2. The life of Man, viewed outwardly, is but a small thing in comparison with the forces of Nature. The slave is doomed to worship Time and Fate and Death, because they are greater than anything he finds in himself, and because all his thoughts are of things which they devour. But, great as they are, to think of them greatly, to feel their passionless splendour, is greater still. And such thought makes us free men; we no longer bow before the inevitable in Oriental subjection, but we absorb it, and make it a part of ourselves. To abandon the struggle for private happiness, to expel all eagerness of temporary desire, to burn with passion for eternal things--this is emancipation, and this is the free man's worship. And this liberation is effected by a contemplation of Fate; for Fate itself is subdued by the mind which leaves nothing to be purged by the purifying fire of Time.

Single mothers, Gay and Lesbian couples win right to parenthood

In a landmark resolution in UK, single women and lesbian couples have been granted parental rights. The Human Fertilisation and Embryology Bill waives the requirement that women need a male support in order to approach a fertility clinic. It is also expected (and naturally correct) that gay men who use surrogacy will be allowed to enjoy similar rights. It is said that the Bill will also recognize both partners as legitimate parents of the child as opposed to considering only the natural mother or the father involved in fertilization.

Understandably, there are dissenters. And it is no surprise to notice which ideological camp most of them come from. The Roman Catholic Archbishop of Westminster thinks it strange that the Government should want to take away not just the need for a father but the right for a father. Others disapprove stating that this would amount to conveying that fathers are not important, or are less important than mothers.
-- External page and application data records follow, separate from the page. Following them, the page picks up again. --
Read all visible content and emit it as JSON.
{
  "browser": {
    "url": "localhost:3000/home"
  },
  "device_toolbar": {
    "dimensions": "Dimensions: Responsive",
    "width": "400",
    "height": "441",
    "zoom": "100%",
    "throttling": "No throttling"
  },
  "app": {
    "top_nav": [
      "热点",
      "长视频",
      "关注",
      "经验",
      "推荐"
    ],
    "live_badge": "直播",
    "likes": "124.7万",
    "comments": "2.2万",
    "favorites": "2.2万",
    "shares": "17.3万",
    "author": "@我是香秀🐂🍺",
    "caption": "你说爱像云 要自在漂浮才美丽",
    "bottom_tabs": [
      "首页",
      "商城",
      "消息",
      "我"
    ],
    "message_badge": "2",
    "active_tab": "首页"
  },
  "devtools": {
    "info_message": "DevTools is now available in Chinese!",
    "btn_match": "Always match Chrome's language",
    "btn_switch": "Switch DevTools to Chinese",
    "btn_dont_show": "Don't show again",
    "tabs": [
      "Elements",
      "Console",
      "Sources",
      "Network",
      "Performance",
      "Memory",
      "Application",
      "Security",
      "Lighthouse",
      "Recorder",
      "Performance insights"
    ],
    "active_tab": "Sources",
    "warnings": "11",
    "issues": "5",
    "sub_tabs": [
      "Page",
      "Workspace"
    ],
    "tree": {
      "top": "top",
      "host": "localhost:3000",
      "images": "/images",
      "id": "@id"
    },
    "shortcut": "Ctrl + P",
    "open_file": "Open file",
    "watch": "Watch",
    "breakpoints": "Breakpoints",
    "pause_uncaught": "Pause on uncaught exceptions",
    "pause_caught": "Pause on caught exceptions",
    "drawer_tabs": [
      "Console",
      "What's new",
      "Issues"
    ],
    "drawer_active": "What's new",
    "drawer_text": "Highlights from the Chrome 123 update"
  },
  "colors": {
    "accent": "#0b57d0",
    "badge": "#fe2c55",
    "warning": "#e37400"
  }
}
Such detracting criticism reflects the nature of the deeply entrenched patriarchy and religious literalism that plagues even fairly progressive societies. If the well being of every British child is what truly concerned these dissenters, then why isn't there a proposal to make every couple desirous of parenthood pass through a socioeconomic filter that would decide whether they are capable of raising a child in the first place? Does the presence of a father implicitly assure a good childhood as the Archbishop seems to suggest? Consider the first two comments following the news post:

1. Incredible. A male child growing up without a fatherly influence, will not get to know the behaviour of a mature man , like a father . Male childs will be weak if they get raised up by women only and when these humans grow up to their their twenties, they ll act more like a mother than a father.

2. And we wonder why society is breaking down, why young men who have no father figure knife each other. Get a grip NuLabor, your time is up.

I fear with the very thought of being around at a time in the future when these issues would be discussed in India; when these voices, reeking of the past and a lack of imagination, would be lurking around only to emerge from different faces.